Chinese have never had it this good since the 1949 revolution, enjoying unprecedented personal freedoms after three decades of liberalisation transformed the country from an economic backwater into the world’s fourth-biggest economy.
The Water Cube was almost silent as a slight blonde man who two years earlier was not even diving leapt off the ten metre platform, twisted and somersaulted through the air and slid into the water with just the slightest of splashes.
Matthew Mitcham resurfaced to an explosion of applause and as the judges’ scores came up his smile of delight dissolved into tears of disbelief.
The Beijing Olympic Games closed on Sunday, as China passed on the flame to London.
Former IOC president Juan Antonio Samaranch was in the habit of describing each Games as “the best ever”, with the notable exception of Atlanta in 1996.
Join us for the 16th and last podcast from the Beijing Olympics. We cast an eye back over the best moments of the Games, discuss Beijing’s world ranking and look ahead to quite a contrast with the next Olympics in London.
Julian Linden, Belinda Goldsmith, Nick Mulvenney and Robert F Woodward join me for the festivities. And Laura, that line at the start is really only a joke…
At the 1988 Olympics in Seoul. I shall never forget sitting in the front row and watching Ben Johnson hurtling towards the finish line in the 100 metres and then raising his hand aloft in an almost contemptuous “I am Number One” gesture.

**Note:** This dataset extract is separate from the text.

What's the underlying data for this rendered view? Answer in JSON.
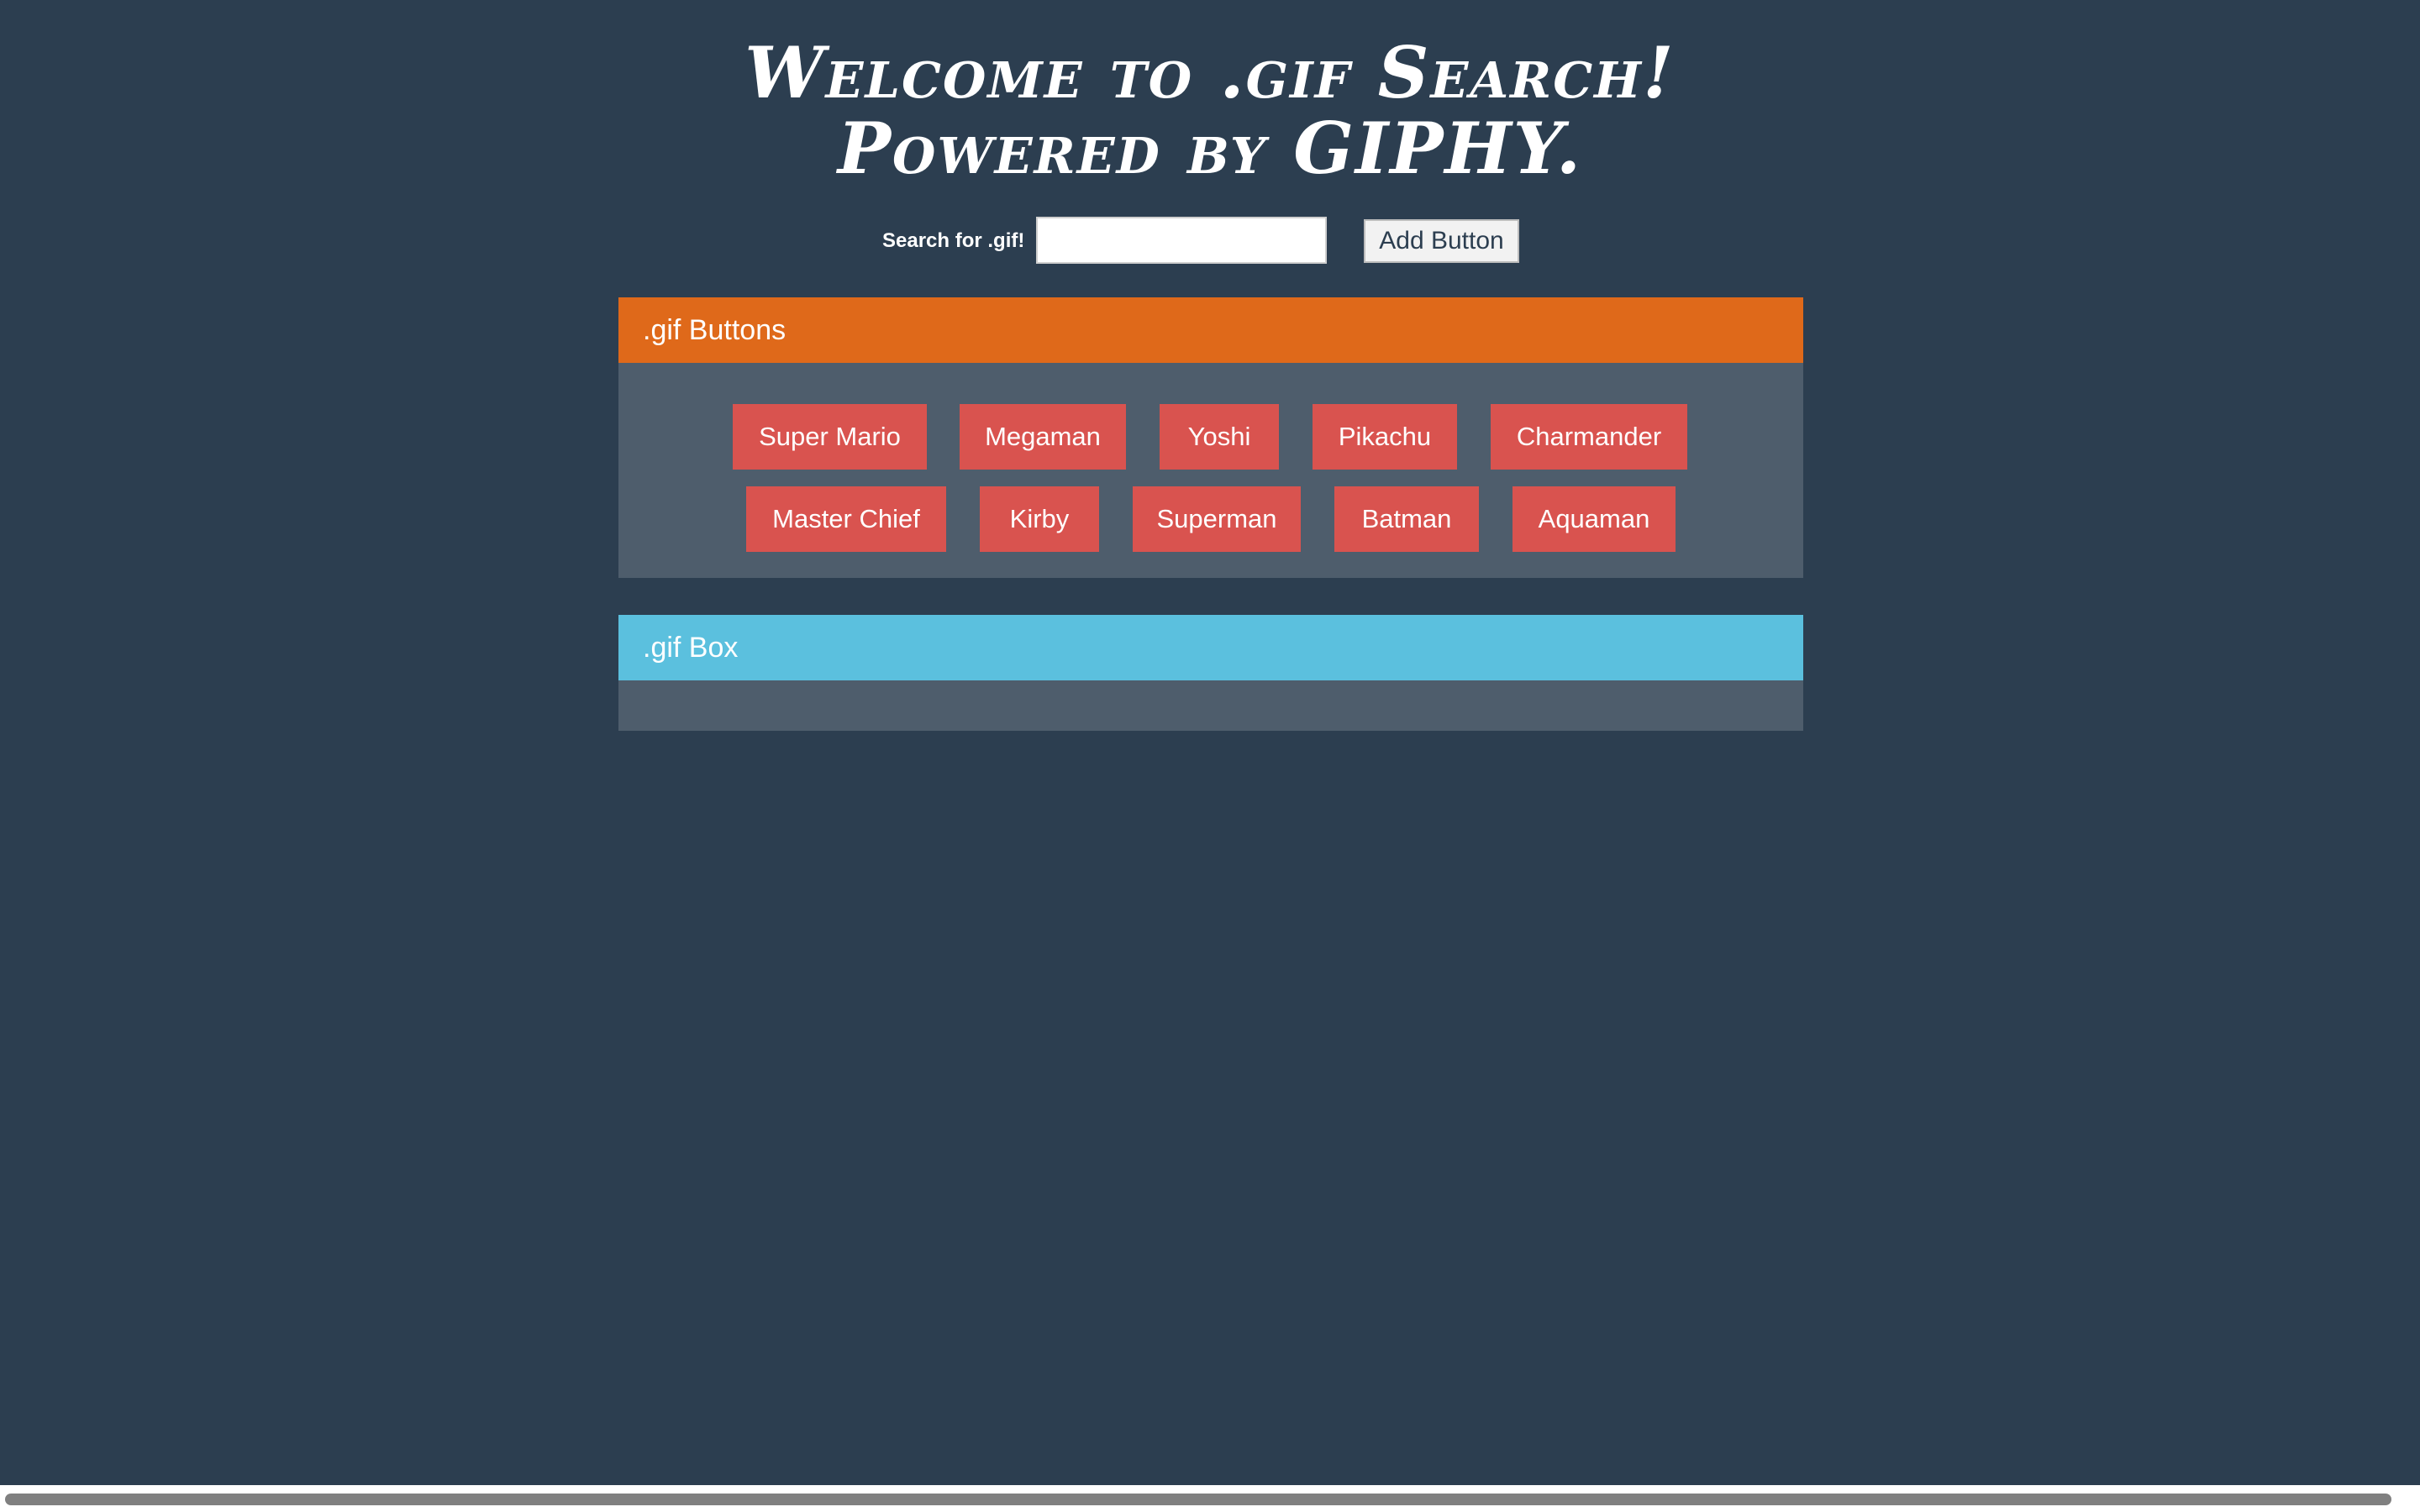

Twenty years later, sitting — lucky me — in the front row again, my indelible memory of the Beijing Games will always be that magical last 100 metres when Usain Bolt looked left and right, spread his arms wide and thumped his chest for sheer joy.
After watching the United States destroy every opponent in the basketball tournament by an average of more than 30 points before the final on Sunday, there probably weren’t many people expecting Spain to have a chance against a “Redeem Team” determined to win back the gold medal after the debacle of the bronze in 2004.
But then Spain played a superb match and kept the Americans on the ropes all the way to the very end with one dazzling basket after another.
But perhaps a bit of African improvisation would not be such a bad thing.
Nigeria went on to reach the final of the tournament, beating old rivals the Ivory Coast and then thrashing Belgium 4-1 before coming unstuck against Argentina. Their semi-final performance against Belgium mixed moments of sublime skill with reckless defending and woeful, shoddy finishing. But the scoreline speaks for itself.
The former England captain has millions of fans in China. He will appear in the Bird’s Nest at the Olympics closing ceremony tonight, kicking a ball into the crowd from a red double-decker bus to symbolise the handover to London.
Kenya’s hope for an Olympic marathon medal were dealt a blow when Robert Cheruiyot pulled out due to injury and three-times London marathon winner Martin Lel’s training was affected by flu. But Sammy Wanjiru saved the day and brought the marathon gold medal, proof that distance running is Africa’s forte.
Simon Denyer blogged this week about the cheesy American rock music that has drowned out so many moments of quiet at these Games. What’s so wrong with the sound of silence, he asked?
Well, there are some sounds at the Games that have been worth hearing, especially if you’ve been lucky enough to get as close to the action as we have.